Founder’s Blog

Going National on the Achievement Gaps

If you have been reading this website over the years, you need no introduction to Miguel Cardona. We have been reporting on his many accomplishments since he was chosen as an Alma Exley Scholar in 1998.

Most recently, he has had an article published in a prominent national professional journal, District Administration. His article reported on the State of Connecticut’s initiative to close the achievement gaps in our public schools.


Connecticut has the widest gaps in the nation between the scores of students of color and white students as well between those of low-income students and non-low-income students. Calling this situation unacceptable, the Connecticut General Assembly convened a task force in 2011. The panel’s charge was to study these gaps and recommend solutions. The legislature’s stated goal was to close the gaps by 2020.

Dr. Cardona was named co-chair of the task force. At that time, he was principal of Hanover Elementary School in Meriden. He now serves as assistant superintendent of Meriden Schools.
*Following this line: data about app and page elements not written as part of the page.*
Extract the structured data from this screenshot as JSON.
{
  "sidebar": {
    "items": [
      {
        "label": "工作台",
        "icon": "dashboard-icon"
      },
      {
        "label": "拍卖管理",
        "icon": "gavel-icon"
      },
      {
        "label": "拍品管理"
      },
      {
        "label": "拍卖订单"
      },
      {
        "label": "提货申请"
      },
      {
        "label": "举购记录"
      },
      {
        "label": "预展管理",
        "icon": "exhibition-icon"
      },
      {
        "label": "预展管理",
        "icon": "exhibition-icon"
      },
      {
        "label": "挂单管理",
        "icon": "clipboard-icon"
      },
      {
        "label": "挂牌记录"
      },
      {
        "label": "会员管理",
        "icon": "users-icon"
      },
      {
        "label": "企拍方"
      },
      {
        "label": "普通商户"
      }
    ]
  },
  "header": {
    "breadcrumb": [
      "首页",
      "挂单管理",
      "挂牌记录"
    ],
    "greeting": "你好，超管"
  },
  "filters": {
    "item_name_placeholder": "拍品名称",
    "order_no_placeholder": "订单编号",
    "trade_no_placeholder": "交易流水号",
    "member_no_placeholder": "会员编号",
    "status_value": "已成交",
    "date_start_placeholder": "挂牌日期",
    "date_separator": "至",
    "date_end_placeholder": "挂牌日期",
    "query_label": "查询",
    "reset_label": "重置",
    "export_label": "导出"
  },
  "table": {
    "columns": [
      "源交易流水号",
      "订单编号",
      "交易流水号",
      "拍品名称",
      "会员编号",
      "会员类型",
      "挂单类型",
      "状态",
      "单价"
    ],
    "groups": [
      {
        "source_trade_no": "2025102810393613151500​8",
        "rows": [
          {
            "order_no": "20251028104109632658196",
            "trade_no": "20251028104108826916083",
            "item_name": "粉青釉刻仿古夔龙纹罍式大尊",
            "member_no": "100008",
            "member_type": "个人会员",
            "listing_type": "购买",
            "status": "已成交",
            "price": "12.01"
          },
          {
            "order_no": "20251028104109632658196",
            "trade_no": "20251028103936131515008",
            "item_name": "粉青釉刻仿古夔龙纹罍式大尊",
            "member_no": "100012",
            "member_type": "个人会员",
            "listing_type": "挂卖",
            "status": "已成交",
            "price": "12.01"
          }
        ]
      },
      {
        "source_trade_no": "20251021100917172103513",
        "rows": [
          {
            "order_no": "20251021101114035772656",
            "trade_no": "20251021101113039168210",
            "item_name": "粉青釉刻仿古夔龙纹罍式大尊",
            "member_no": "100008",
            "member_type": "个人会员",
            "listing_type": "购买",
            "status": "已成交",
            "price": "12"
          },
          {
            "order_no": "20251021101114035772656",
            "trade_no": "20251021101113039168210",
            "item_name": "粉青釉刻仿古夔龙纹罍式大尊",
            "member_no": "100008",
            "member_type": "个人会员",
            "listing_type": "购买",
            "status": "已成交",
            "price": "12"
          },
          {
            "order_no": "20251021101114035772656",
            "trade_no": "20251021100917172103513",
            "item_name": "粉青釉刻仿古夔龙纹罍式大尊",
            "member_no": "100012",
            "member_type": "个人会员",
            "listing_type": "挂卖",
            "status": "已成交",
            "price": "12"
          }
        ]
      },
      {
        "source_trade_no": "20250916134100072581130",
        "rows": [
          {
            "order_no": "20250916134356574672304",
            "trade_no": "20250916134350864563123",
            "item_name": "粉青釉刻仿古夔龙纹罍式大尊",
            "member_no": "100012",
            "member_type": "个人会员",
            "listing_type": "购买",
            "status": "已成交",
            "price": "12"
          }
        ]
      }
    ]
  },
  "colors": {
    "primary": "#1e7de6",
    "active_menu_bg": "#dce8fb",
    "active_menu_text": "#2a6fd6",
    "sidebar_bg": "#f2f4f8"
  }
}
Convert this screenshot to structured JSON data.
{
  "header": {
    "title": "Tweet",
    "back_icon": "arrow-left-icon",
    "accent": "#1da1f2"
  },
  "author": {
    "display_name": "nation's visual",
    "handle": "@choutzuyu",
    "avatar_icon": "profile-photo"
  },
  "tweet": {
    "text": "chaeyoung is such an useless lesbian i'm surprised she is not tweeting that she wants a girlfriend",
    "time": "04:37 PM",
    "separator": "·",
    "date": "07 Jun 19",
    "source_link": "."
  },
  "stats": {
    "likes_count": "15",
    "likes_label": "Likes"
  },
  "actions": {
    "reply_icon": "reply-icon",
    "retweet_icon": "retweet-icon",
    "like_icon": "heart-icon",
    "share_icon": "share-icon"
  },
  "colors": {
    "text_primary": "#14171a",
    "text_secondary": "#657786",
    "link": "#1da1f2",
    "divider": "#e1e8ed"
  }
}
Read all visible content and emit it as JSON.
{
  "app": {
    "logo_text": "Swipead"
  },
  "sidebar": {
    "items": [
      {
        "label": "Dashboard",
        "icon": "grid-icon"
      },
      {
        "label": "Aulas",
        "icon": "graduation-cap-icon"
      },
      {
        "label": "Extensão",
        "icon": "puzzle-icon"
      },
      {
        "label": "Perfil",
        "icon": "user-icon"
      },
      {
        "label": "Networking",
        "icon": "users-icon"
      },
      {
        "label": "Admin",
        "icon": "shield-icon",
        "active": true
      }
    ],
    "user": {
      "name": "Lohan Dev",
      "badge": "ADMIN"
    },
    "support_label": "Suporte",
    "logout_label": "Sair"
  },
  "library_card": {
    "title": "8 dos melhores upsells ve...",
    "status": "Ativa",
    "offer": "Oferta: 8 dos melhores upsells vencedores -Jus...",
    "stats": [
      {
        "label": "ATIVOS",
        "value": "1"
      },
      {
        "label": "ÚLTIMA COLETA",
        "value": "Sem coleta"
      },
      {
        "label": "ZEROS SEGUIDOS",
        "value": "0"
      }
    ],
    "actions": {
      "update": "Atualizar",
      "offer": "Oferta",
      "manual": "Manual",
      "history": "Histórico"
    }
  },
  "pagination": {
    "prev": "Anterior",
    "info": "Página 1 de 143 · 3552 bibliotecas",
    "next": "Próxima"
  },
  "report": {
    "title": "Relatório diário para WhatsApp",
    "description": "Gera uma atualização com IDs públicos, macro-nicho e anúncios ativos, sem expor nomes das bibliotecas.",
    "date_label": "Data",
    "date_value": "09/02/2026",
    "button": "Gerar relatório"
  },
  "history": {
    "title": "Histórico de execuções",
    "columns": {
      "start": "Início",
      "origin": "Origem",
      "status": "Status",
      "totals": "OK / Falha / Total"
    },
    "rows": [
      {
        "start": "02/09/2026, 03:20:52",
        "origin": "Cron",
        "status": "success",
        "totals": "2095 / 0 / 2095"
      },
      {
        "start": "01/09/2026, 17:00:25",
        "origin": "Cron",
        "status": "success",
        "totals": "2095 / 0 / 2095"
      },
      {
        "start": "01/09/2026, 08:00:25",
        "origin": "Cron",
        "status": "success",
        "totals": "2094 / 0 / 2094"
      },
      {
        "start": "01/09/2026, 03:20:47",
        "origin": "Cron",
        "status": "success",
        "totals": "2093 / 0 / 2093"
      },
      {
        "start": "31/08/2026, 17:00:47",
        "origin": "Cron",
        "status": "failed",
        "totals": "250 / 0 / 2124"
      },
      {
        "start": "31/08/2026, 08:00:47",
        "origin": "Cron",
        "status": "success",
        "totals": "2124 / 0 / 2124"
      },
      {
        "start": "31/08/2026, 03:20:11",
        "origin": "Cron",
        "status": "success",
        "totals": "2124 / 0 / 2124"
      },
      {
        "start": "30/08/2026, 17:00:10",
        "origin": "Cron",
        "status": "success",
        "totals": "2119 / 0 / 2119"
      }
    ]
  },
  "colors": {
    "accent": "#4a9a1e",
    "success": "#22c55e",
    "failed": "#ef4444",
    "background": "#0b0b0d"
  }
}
Named as the other co-chair was Toni Harp, then a state senator and now mayor of New Haven.

The task force heard testimony from educators and other experts, and also from children themselves, and submitted a master plan early in 2014. The plan includes a variety of recommendations for actions to close the gaps by 2020.

In his article, Dr. Cardona explains that the task force took an innovative approach to its challenge. This involved examining factors within the schools as well as external causes.

Reflecting this innovative approach, the task force helped create the Interagency Council (IC), to promote collaboration between educators and non-educators in addressing the gaps. This will encourage collaboration among various agencies serving the same children.

In a thought-provoking conclusion to the article, Dr. Cardona goes beyond the scope of the task force’s master plan by calling attention to another gap. This is the gap between spending on incarceration and education, with prisons accounting for nearly five dollars for every dollar spent on schools.

“Unless the funding gap between prisons and schools is reversed, I fear very little will change in the next 25 years,” he wrote. Strong words from a strong advocate for children.

You can read the article at:

I’m delighted that a valued member of the Alma Exley scholarship family has been taking the lead in addressing a vital issue in Connecticut – and that he has received this national recognition.

I wish Dr. Cardona and his task force well in their continuing efforts over the next several years. And I also wish to recognize the work that all of our scholarship recipients are doing in this same cause. In their daily activities on behalf of students across the country, they are surely making a significant difference.

– Woody Exley


Founder’s Blog

I’m pleased to have this opportunity to reflect on the impact of the scholarship program, the accomplishments of our recipients, and developments in the drive to achieve greater diversity in the teaching profession.Your comments are welcome at

Woody portrait 8-27-2016
-Woody Exley


Angelica Gibbs — Master Teacher

tomi gibbs kalin
Master Teacher Angelica Gibbs, right, with her principal, Jenna Kalin, left, and senior
student/advisee Oluwatomisin Ogungbenle.

Over the past 20 years, Alma Exley Scholars have pursued a wide variety of paths within the field of education. Many have matured as outstanding classroom teachers. Others have emerged as principals and as leaders at the district and state levels.

It’s always good to learn about their accomplishments, and it is especially pleasing when a recipient is honored for exemplary work with students.

I was delighted to learn recently that Angelica Gibbs, whom we honored in 2005, has been honored as a Master Teacher. Check out this video in which her students and colleagues speak glowingly of her qualities as an outstanding teacher.

Angie, who grew up in New Haven, graduated from Connecticut College. Her first job was as a Spanish teacher at the Match Charter Public School in Boston. Within two years she earned a master’s degree at Lesley University.

After nine years in Boston, she made a new start by heading west. She signed on as a Spanish teacher at Green Valley Ranch High School, part of the Denver Schools of Science and Technology (DSST) system in Colorado.

After just one year in Denver, she was honored with the designation as a Master Teacher. A master teacher typically has more than six years of experience, has demonstrated strong student achievement, and is a positive contributor to school culture.

Angie teaches Spanish 3 as well as Advanced Placement Spanish and Spanish for Native Speakers to senior students. All of her AP Spanish students passed the AP exam last year — a remarkable achievement — and all of her Spanish 3 students showed tremendous growth over time on their trimester final exams.

She received the honor because of the exam results, her 10 years of experience, and positively strong results in surveys of peers, students, parents and administrators about her teaching, collaboration, communication and leadership.

“I feel honored to earn this distinction after just one year in Denver,” Angie told me. “It’s deeply satisfying to have an impact on the lives of so many young people as a teacher. I hope this kind of recognition inspires others to choose teaching as a career.”

As for me, I’m so pleased for Angie, and I’m delighted to have this opportunity to put the spotlight on another of our outstanding Alma Exley Scholars who are making a difference every day in school systems all across the country.

– Woody Exley